Solutions of Kinematic Redundancy via Impedance
Control. Int. J. Robotics Research, 10(5):481
-
491

Intrinsically variable impedance

Feedback control of impedance suffers inevitable imperfections

“parasitic” sensor & actuator dynamics

communication & computation delays

Alternative: control impedance using intrinsic properties of the
actuators and/or mechanism

Stiffness

Damping

Inertia

Intrinsically variable stiffness

Engineering approaches

Moving
-
core solenoid

Separately
-
excited DC machine

Fasse et al. 1994

Variable
-
pressure air cylinder

Pneumatic tension actuator

McKibben “muscle”

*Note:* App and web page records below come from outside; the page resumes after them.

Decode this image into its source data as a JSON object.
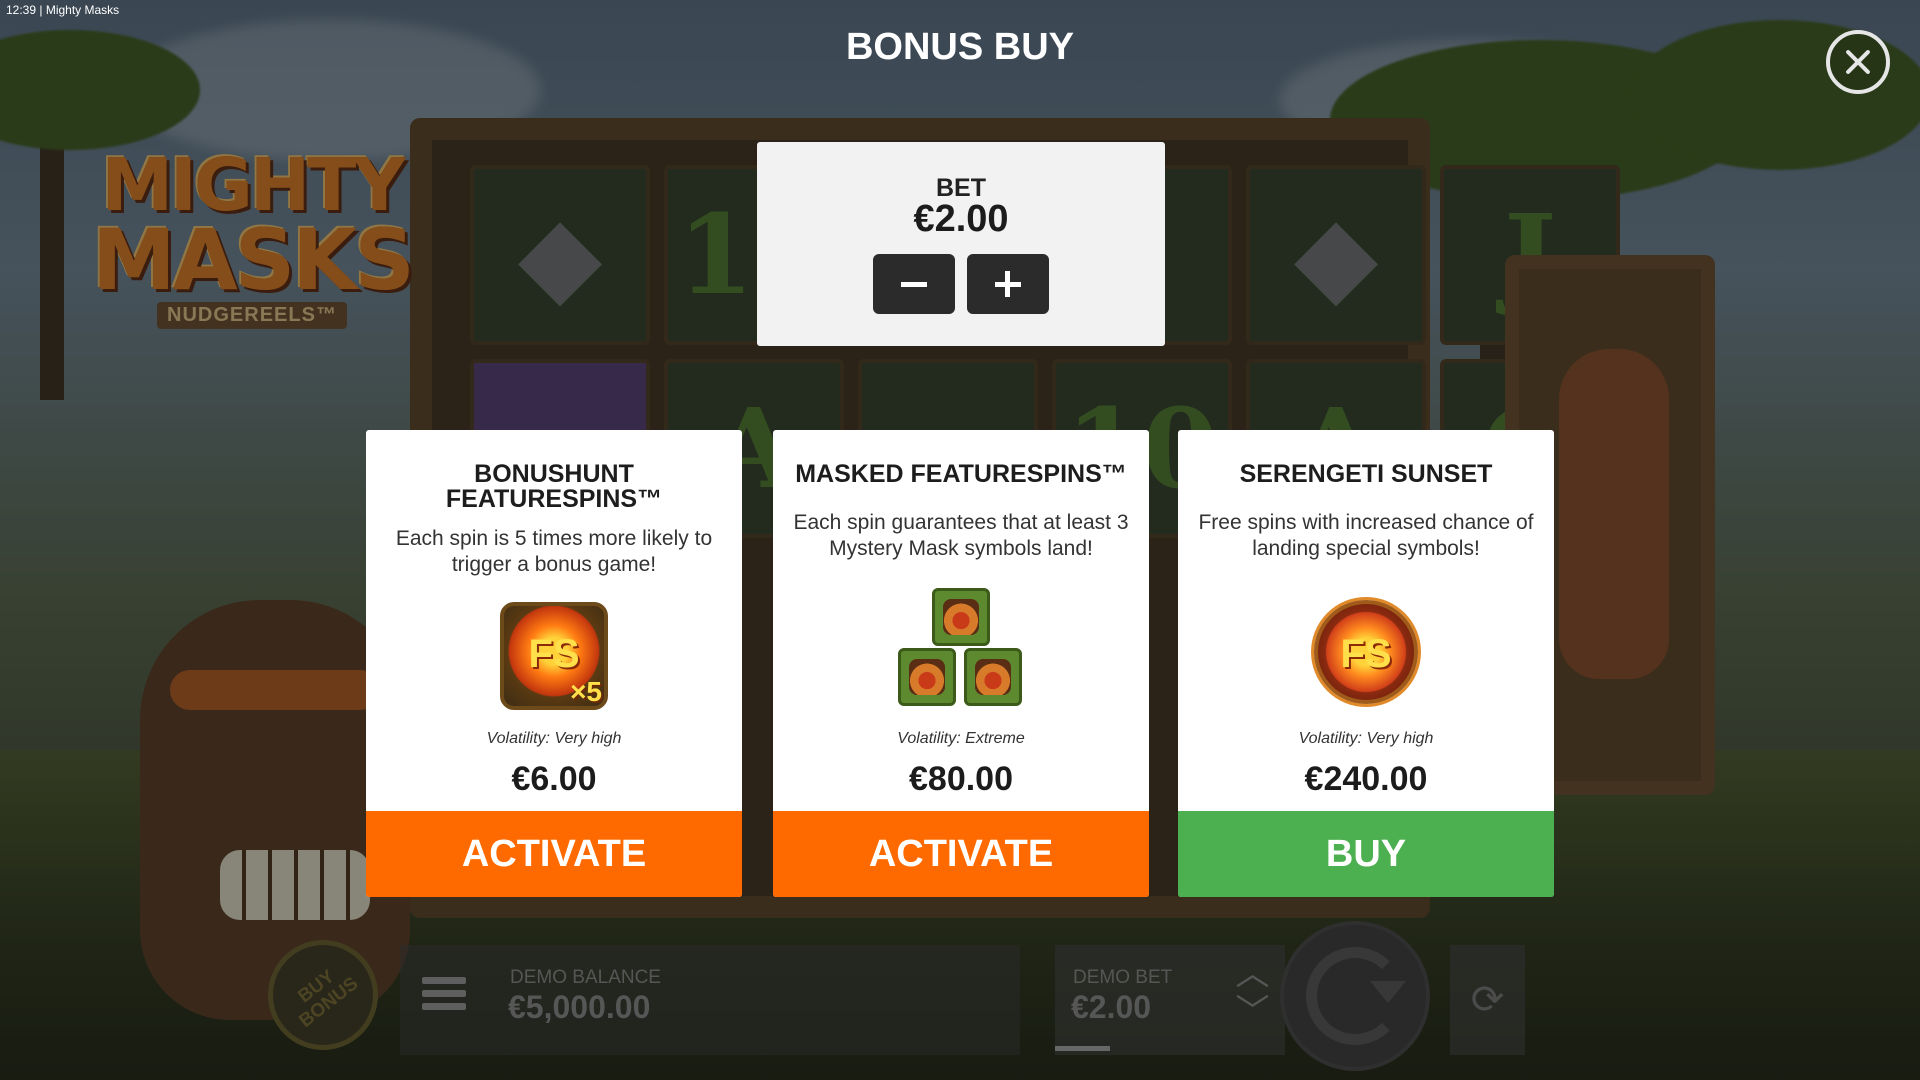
{
  "status_bar": {
    "time": "12:39",
    "app": "Mighty Masks"
  },
  "header": {
    "title": "BONUS BUY"
  },
  "game_logo": {
    "line1": "MIGHTY",
    "line2": "MASKS",
    "line3": "NUDGEREELS™"
  },
  "bet": {
    "label": "BET",
    "value": "€2.00",
    "decrease_icon": "minus-icon",
    "increase_icon": "plus-icon"
  },
  "cards": [
    {
      "title": "BONUSHUNT FEATURESPINS™",
      "description": "Each spin is 5 times more likely to trigger a bonus game!",
      "icon": "fs-x5-icon",
      "icon_text": "FS",
      "icon_multiplier": "×5",
      "volatility": "Volatility: Very high",
      "price": "€6.00",
      "button": "ACTIVATE",
      "button_color": "#ff6a00"
    },
    {
      "title": "MASKED FEATURESPINS™",
      "description": "Each spin guarantees that at least 3 Mystery Mask symbols land!",
      "icon": "mystery-mask-icon",
      "volatility": "Volatility: Extreme",
      "price": "€80.00",
      "button": "ACTIVATE",
      "button_color": "#ff6a00"
    },
    {
      "title": "SERENGETI SUNSET",
      "description": "Free spins with increased chance of landing special symbols!",
      "icon": "fs-sunset-icon",
      "icon_text": "FS",
      "volatility": "Volatility: Very high",
      "price": "€240.00",
      "button": "BUY",
      "button_color": "#4caf50"
    }
  ],
  "hud": {
    "balance_label": "DEMO BALANCE",
    "balance_value": "€5,000.00",
    "bet_label": "DEMO BET",
    "bet_value": "€2.00",
    "buy_bonus_label": "BUY BONUS"
  },
  "reel_symbols": [
    "10",
    "J",
    "A",
    "10",
    "A",
    "Q"
  ],
  "colors": {
    "activate": "#ff6a00",
    "buy": "#4caf50",
    "overlay_text": "#ffffff"
  }
}
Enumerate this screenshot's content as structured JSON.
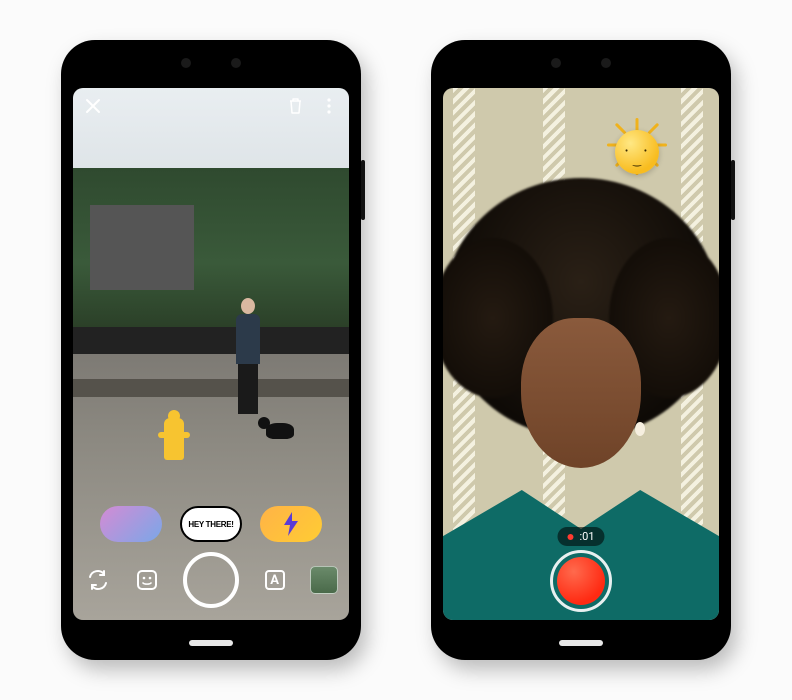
{
  "left_phone": {
    "top_bar": {
      "close_icon": "close",
      "delete_icon": "trash",
      "overflow_icon": "more"
    },
    "stickers": [
      {
        "name": "character-sticker"
      },
      {
        "name": "speech-bubble-sticker",
        "label": "HEY THERE!"
      },
      {
        "name": "lightning-sticker"
      }
    ],
    "bottom_bar": {
      "switch_camera_icon": "switch-camera",
      "sticker_picker_icon": "sticker",
      "shutter_label": "",
      "text_tool_label": "A",
      "gallery_thumb": "gallery"
    }
  },
  "right_phone": {
    "sticker": {
      "name": "sun-sticker"
    },
    "recording": {
      "indicator": "●",
      "elapsed": ":01"
    },
    "record_button": "record"
  }
}
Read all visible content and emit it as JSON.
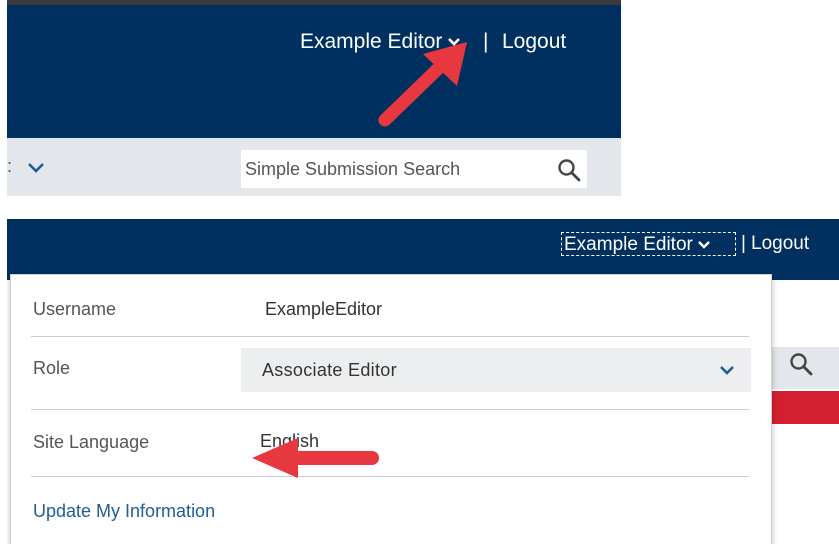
{
  "panel1": {
    "header": {
      "user_menu_label": "Example Editor",
      "separator": "|",
      "logout_label": "Logout"
    },
    "subbar": {
      "partial_text": ":",
      "search": {
        "placeholder": "Simple Submission Search"
      }
    }
  },
  "panel2": {
    "header": {
      "user_menu_label": "Example Editor",
      "separator": "|",
      "logout_label": "Logout"
    },
    "dropdown": {
      "username_label": "Username",
      "username_value": "ExampleEditor",
      "role_label": "Role",
      "role_value": "Associate Editor",
      "language_label": "Site Language",
      "language_value": "English",
      "update_link": "Update My Information"
    }
  },
  "colors": {
    "header_navy": "#00305f",
    "subbar_gray": "#e3e6ea",
    "link_blue": "#1f5d96",
    "arrow_red": "#e8383f",
    "accent_red": "#d41f30",
    "chevron_blue": "#1f5d96"
  },
  "icons": [
    "chevron-down-icon",
    "search-icon",
    "red-arrow-annotation"
  ]
}
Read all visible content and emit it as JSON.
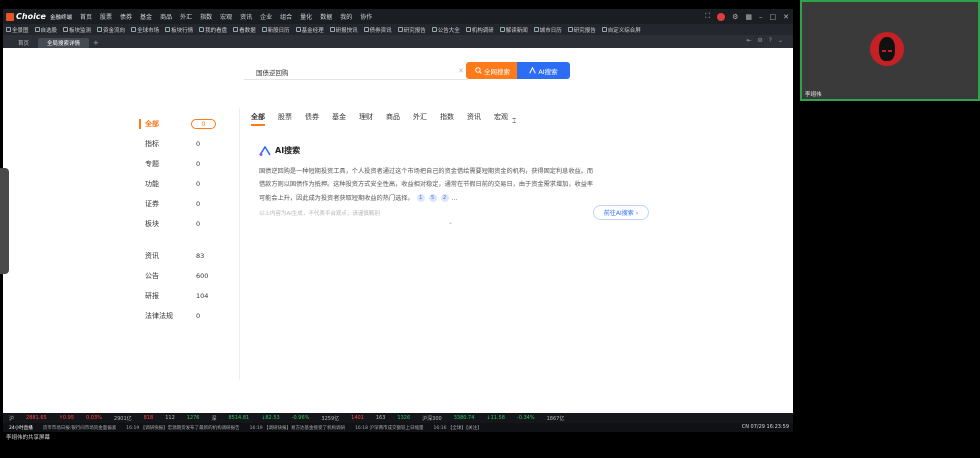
{
  "app": {
    "brand": "Choice",
    "brand_sub": "金融终端",
    "menus": [
      "首页",
      "股票",
      "债券",
      "基金",
      "商品",
      "外汇",
      "指数",
      "宏观",
      "资讯",
      "企业",
      "组合",
      "量化",
      "数据",
      "我的",
      "协作"
    ],
    "window_controls": [
      "⛶",
      "⚙",
      "▦",
      "–",
      "□",
      "✕"
    ],
    "toolbar": [
      "全景图",
      "自选股",
      "板块监测",
      "资金流向",
      "全球市场",
      "板块行情",
      "我的看盘",
      "看数据",
      "新股日历",
      "基金经理",
      "研报快讯",
      "债券资讯",
      "研究报告",
      "公告大全",
      "机构调研",
      "解读新闻",
      "城市日历",
      "研究报告",
      "自定义综合屏"
    ],
    "tabs": [
      {
        "label": "首页",
        "active": false
      },
      {
        "label": "全局搜索详情",
        "active": true
      }
    ],
    "tab_add": "+",
    "tab_right": [
      "⇤",
      "⚙",
      "?",
      "⌄"
    ]
  },
  "search": {
    "query": "国债逆回购",
    "clear": "✕",
    "global_label": "全网搜索",
    "ai_label": "AI搜索"
  },
  "categories": [
    {
      "label": "全部",
      "count": "0",
      "active": true
    },
    {
      "label": "指标",
      "count": "0"
    },
    {
      "label": "专题",
      "count": "0"
    },
    {
      "label": "功能",
      "count": "0"
    },
    {
      "label": "证券",
      "count": "0"
    },
    {
      "label": "板块",
      "count": "0"
    },
    {
      "label": "资讯",
      "count": "83"
    },
    {
      "label": "公告",
      "count": "600"
    },
    {
      "label": "研报",
      "count": "104"
    },
    {
      "label": "法律法规",
      "count": "0"
    }
  ],
  "type_tabs": [
    "全部",
    "股票",
    "债券",
    "基金",
    "理财",
    "商品",
    "外汇",
    "指数",
    "资讯",
    "宏观"
  ],
  "ai_card": {
    "title": "AI搜索",
    "line1": "国债逆回购是一种短期投资工具，个人投资者通过这个市场把自己的资金借给需要短期资金的机构，获得固定利息收益。而",
    "line2": "借款方则以国债作为抵押。这种投资方式安全性高，收益相对稳定，通常在节假日前的交易日，由于资金需求增加，收益率",
    "line3": "可能会上升，因此成为投资者获取短期收益的热门选择。",
    "refs": [
      "1",
      "5",
      "2"
    ],
    "ellipsis": "...",
    "note": "以上内容为AI生成，不代表平台观点，请谨慎甄别",
    "more": "⌄",
    "go_label": "前往AI搜索 ›"
  },
  "ticker": {
    "items": [
      {
        "t": "沪",
        "c": ""
      },
      {
        "t": "2881.65",
        "c": "up"
      },
      {
        "t": "↑0.95",
        "c": "up"
      },
      {
        "t": "0.03%",
        "c": "up"
      },
      {
        "t": "2901亿",
        "c": ""
      },
      {
        "t": "818",
        "c": "up"
      },
      {
        "t": "112",
        "c": ""
      },
      {
        "t": "1276",
        "c": "dn"
      },
      {
        "t": "深",
        "c": ""
      },
      {
        "t": "8514.81",
        "c": "dn"
      },
      {
        "t": "↓82.53",
        "c": "dn"
      },
      {
        "t": "-0.96%",
        "c": "dn"
      },
      {
        "t": "3259亿",
        "c": ""
      },
      {
        "t": "1401",
        "c": "up"
      },
      {
        "t": "163",
        "c": ""
      },
      {
        "t": "1326",
        "c": "dn"
      },
      {
        "t": "沪深300",
        "c": ""
      },
      {
        "t": "3380.74",
        "c": "dn"
      },
      {
        "t": "↓11.58",
        "c": "dn"
      },
      {
        "t": "-0.34%",
        "c": "dn"
      },
      {
        "t": "1867亿",
        "c": ""
      }
    ]
  },
  "news": {
    "lead": "24小时直播",
    "items": [
      "货币市场日报:银行间市场资金面偏紧",
      "16:19 【调研快报】宏源期货发布了最新的机构调研报告",
      "16:19 【调研快报】易方达基金接受了机构调研",
      "16:18 沪深两市成交额较上日缩量",
      "16:16 【全球】【关注】"
    ],
    "status": "CN 07/29 16:23:59"
  },
  "status_caption": "李翊伟的共享屏幕",
  "video": {
    "name": "李翊伟"
  }
}
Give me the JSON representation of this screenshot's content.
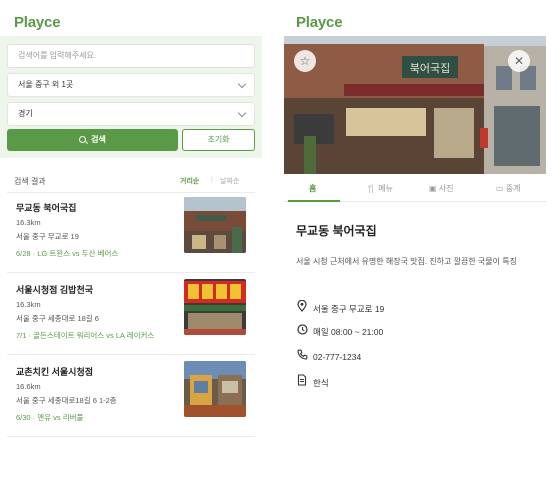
{
  "app": {
    "logo": "Playce"
  },
  "search": {
    "placeholder": "검색어를 입력해주세요.",
    "location_select": "서울 중구 외 1곳",
    "region_select": "경기",
    "search_button": "검색",
    "reset_button": "초기화"
  },
  "results": {
    "header": "검색 결과",
    "sort_active": "거리순",
    "sort_separator": "|",
    "sort_inactive": "날짜순",
    "items": [
      {
        "name": "무교동 북어국집",
        "distance": "16.3km",
        "address": "서울 중구 무교로 19",
        "event": "6/28 · LG 트윈스 vs 두산 베어스"
      },
      {
        "name": "서울시청점 김밥천국",
        "distance": "16.3km",
        "address": "서울 중구 세종대로 18길 6",
        "event": "7/1 · 골든스테이트 워리어스 vs LA 레이커스"
      },
      {
        "name": "교촌치킨 서울시청점",
        "distance": "16.6km",
        "address": "서울 중구 세종대로18길 6 1-2층",
        "event": "6/30 · 맨유 vs 리버풀"
      }
    ]
  },
  "detail": {
    "tabs": [
      "홈",
      "메뉴",
      "사진",
      "중계"
    ],
    "name": "무교동 북어국집",
    "description": "서울 시청 근처에서 유명한 해장국 맛집. 진하고 깔끔한 국물이 특징",
    "address": "서울 중구 무교로 19",
    "hours": "매일 08:00 ~ 21:00",
    "phone": "02-777-1234",
    "category": "한식",
    "store_sign": "북어국집"
  },
  "colors": {
    "accent": "#5a9a47",
    "search_bg": "#eef5ea"
  },
  "icons": {
    "favorite": "star-icon",
    "close": "close-icon",
    "location": "pin-icon",
    "hours": "clock-icon",
    "phone": "phone-icon",
    "category": "document-icon"
  }
}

…and many more

Mammalian muscle

antagonist co
-
contraction increases
stiffness & damping

complex underlying physics

see

2
.
183

increased stiffness requires
increased force

Fasse, E. D., Hogan, N., Gomez, S. R., and Mehta, N.

R. (1994) A Novel Variable Mechanical
-
Impedance

Electromechanical Actuator. Proc. Symp. Haptic

Interfaces for Virtual Environment and Teleoperator

Systems, ASME DSC
-
Vol. 55
-
1, pp. 311
-
318.

Opposing actuators at a joint

Assume

constant moment arms

linear force
-
length relation

(grossly) simplified model of antagonist

f: force; l: length; k: actuator stiffness

q: joint angle; t: torque; K: joint stiffness

subscripts: g: agonist; n: antagonist, o: virtual

Equivalent behavior:

Opposing torques subtract

Joint stiffness positive if actuator
stiffness positive

Configuration
-
dependent moment arms

Connection of linear
actuators usually makes
moment arm vary with
configuration

Joint stiffness, K:

Second term always
positive

First term may be negative

This is the “tent
-
pole” effect

Consequences of configuration
-
dependent moment arms:

Opposing “ideal” (zero
-
impedance)
tension actuators

agonist moment grows with angle,
antagonist moment declines

always
unstable

Constant
-
stiffness actuators

stable only for limited tension

Mammalian muscle:

stiffness is proportional to tension

good approximation of complex
behavior

can be stable for all tension

Take
-
home messages:

Kinematics matters

“Kinematic” stiffness may
dominate

Impedance matters

Zero output impedance may be

highly undesirable

Intrinsically variable inertia

Inertia is difficult to modulate via feedback but mechanism inertia is a
strong function of configuration

Use excess degrees of freedom to modulate inertia

e.g., compare contact with the fist or the fingertips

Consider the apparent (translational) inertia at the tip of a 3
-
-
chain
planar mechanism

Use mechanism transformation properties

Translational inertia is usually characterized by

Generalized (configuration space) inertia is

Jacobian:

Corresponding tip (workspace) inertia:

Snag: J(θ) is not square

inverse J(θ)
-
1

does not exist

Causal analysis

prefers integral causality

Transform inverse configuration
-
space inertia

Corresponding tip (workspace) inertia

This transformation is always well
-
defined

Does I(θ)
-
1
always exist?

consider how we constructed I(θ) from individual link inertias

I(θ) must be symmetric positive definite, hence its inverse exists

Does M
tip
-
1

always exist?

yes, but sometimes it loses rank

inverse mass goes to zero in some directions

can’t move that way

causal argument: input force can always be applied

mechanism will “figure out” whether & how to move

Appendix

Intrinsically variable damping

ER & MR fluids?

Other examples of “kinematic” stiffness

Stretched inelastic string

Check wave equation:

Bead in the middle of an inelastic wire

Relate to pulling a car from a ditch